Legal remedies have so far been the best method for Russian environmentalists to ensure that Exxon follows the law in the Russian Far East. It took a court victory in 1999, led by the Moscow-based Ecojuris and Sakhalin Environment Watch, to prevent Exxon”s dumping of drilling wastes at sea in violation of the Russian water code.
Nonetheless, even the Russian judicial system may not be a reliable way to implement the law. In an unrelated court case associated with Sakhalin Energy and the Sakhalin-2 project, Sakhalin-based judges overturned a fine on Sakhalin Energy by the Sakhalin Fisheries Agency for refusing to provide the government with information about its payments for damage to marine resources. Sakhalin Environment Watch argues that the law was clearly on the side of the Sakhalin Fisheries Agency, but that the local judges were swayed by the power of the oil companies.


Russian scientists and environmentalists are especially concerned about Exxon”s plans now that it has announced commercialisation. These include the construction of a pier right in the middle of the grey whales” feeding ground and intensive shipping to and from the pier. This constant disruption, in addition to planned development of offshore-to-inshore pipelines requiring substantial dredging of the seafloor, is likely to further adversely impact the grey whales.
Environmentalists are calling upon Exxon to forego construction of the pier and instead transport materials by land. They are also calling for the creation of a whale sanctuary offshore of Piltun Bay that would protect the Western Pacific Grey Whales from seismic exploration and other disruptions from oil and gas drilling.
Environmentalists are equally concerned by Shell”s plans to expand the Sakhalin-II project. Shell intends to build another offshore oil platform near the whale feeding grounds, construct pipelines connecting the platform to the shore, disturb the seabed, and potentially conduct further seismic testing. Shell”s activities are likely to be as dangerous for the grey whales as Exxon”s plans. Also, seismic testing is planned next summer as part of the Sakhalin-V project, run by British Petroleum. Scientists and environmentalists worry about the cumulative impacts of Sakhalin oil development on the grey whales and argue that the government and financing agencies have not reviewed these cumulative impacts.

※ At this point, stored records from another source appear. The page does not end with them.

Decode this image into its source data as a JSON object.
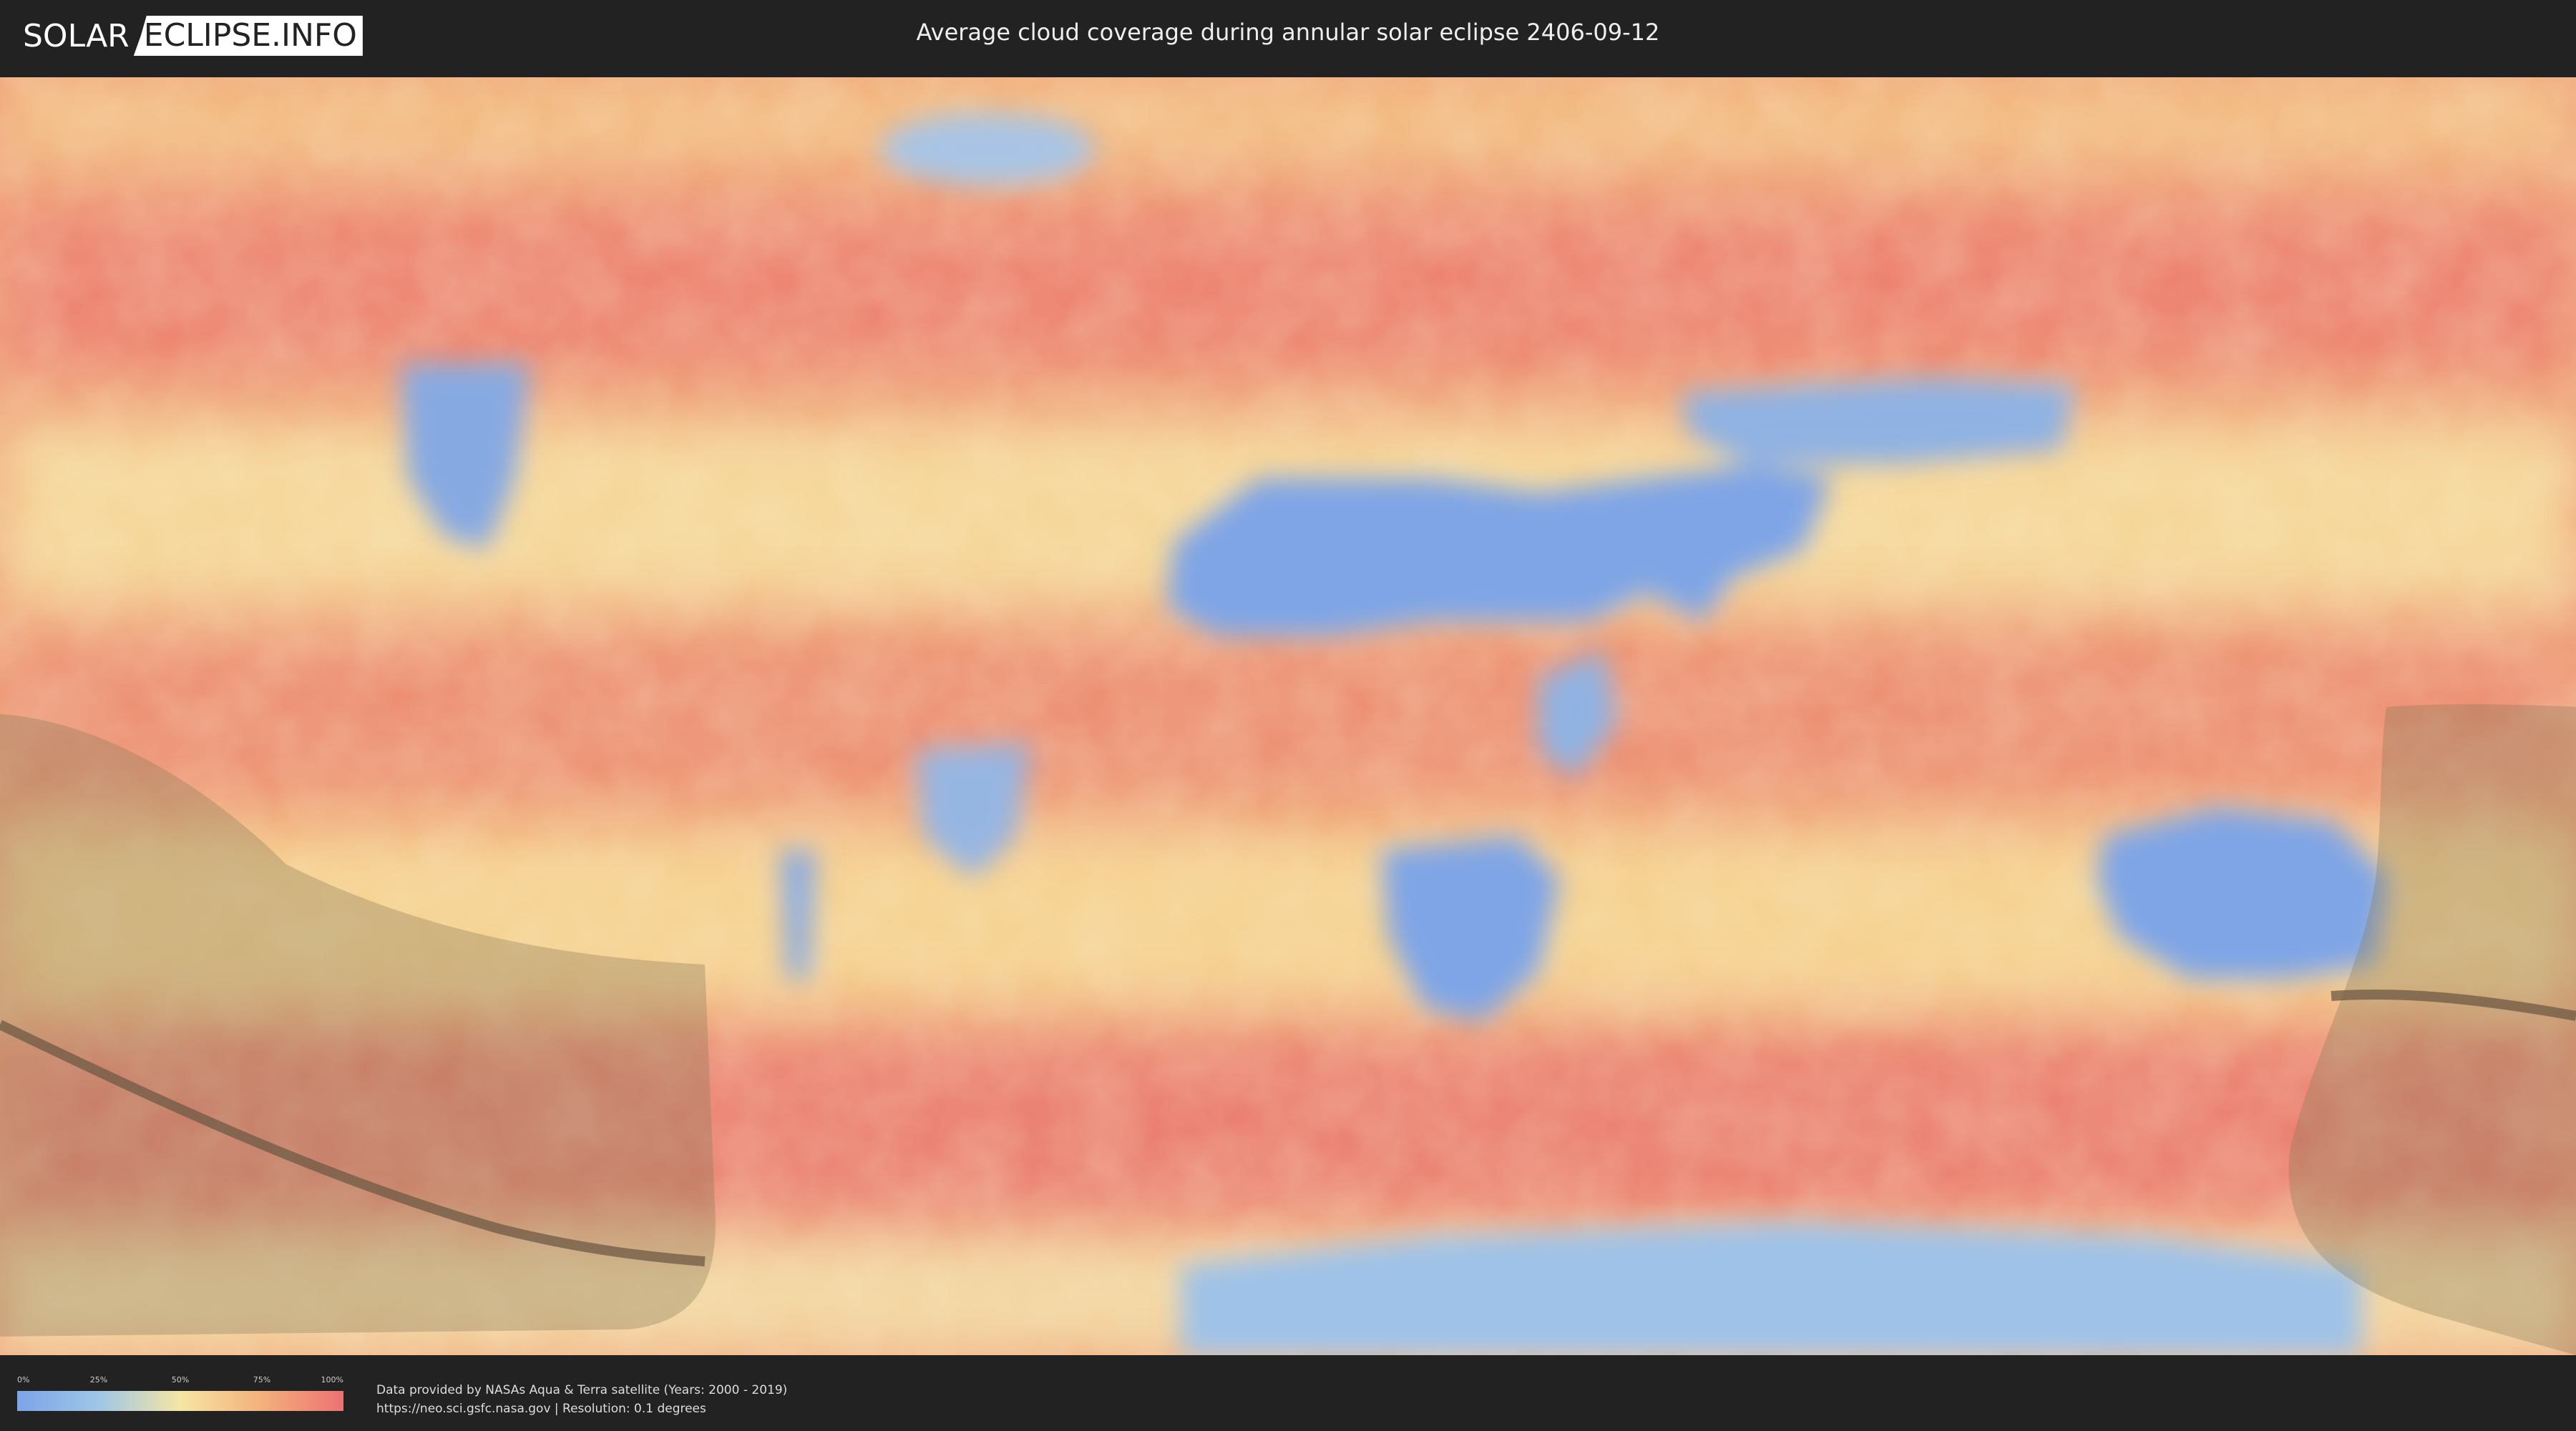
{
  "header": {
    "logo_left": "SOLAR",
    "logo_right": "ECLIPSE.INFO",
    "title": "Average cloud coverage during annular solar eclipse 2406-09-12"
  },
  "legend": {
    "ticks": [
      "0%",
      "25%",
      "50%",
      "75%",
      "100%"
    ],
    "colors": [
      "#7ca4e8",
      "#9fc6e6",
      "#f5e6a4",
      "#f4b07c",
      "#ec7272"
    ]
  },
  "credits": {
    "line1": "Data provided by NASAs Aqua & Terra satellite (Years: 2000 - 2019)",
    "line2": "https://neo.sci.gsfc.nasa.gov | Resolution: 0.1 degrees"
  },
  "colors": {
    "clear": "#7ca4e8",
    "cloudy": "#ec7272",
    "mid": "#f5e6a4",
    "shadow": "#8a7a5a"
  }
}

Dmitry Lisitsyn of Sakhalin Environment Watch argues: “If these plans are realised, the whales will not have any chance to survive. All this work will occur in the most important whale feeding areas. This risk is simply unacceptable if we want to further admire these amazing animals.”
David Gordon is Associate Director of Pacific Environment, which has worked in partnership with Sakhalin Environment Watch, a local environmental organisation, to monitor the offshore oil developments of Sakhalin since 1997.
“The Ecologist”
Rusian version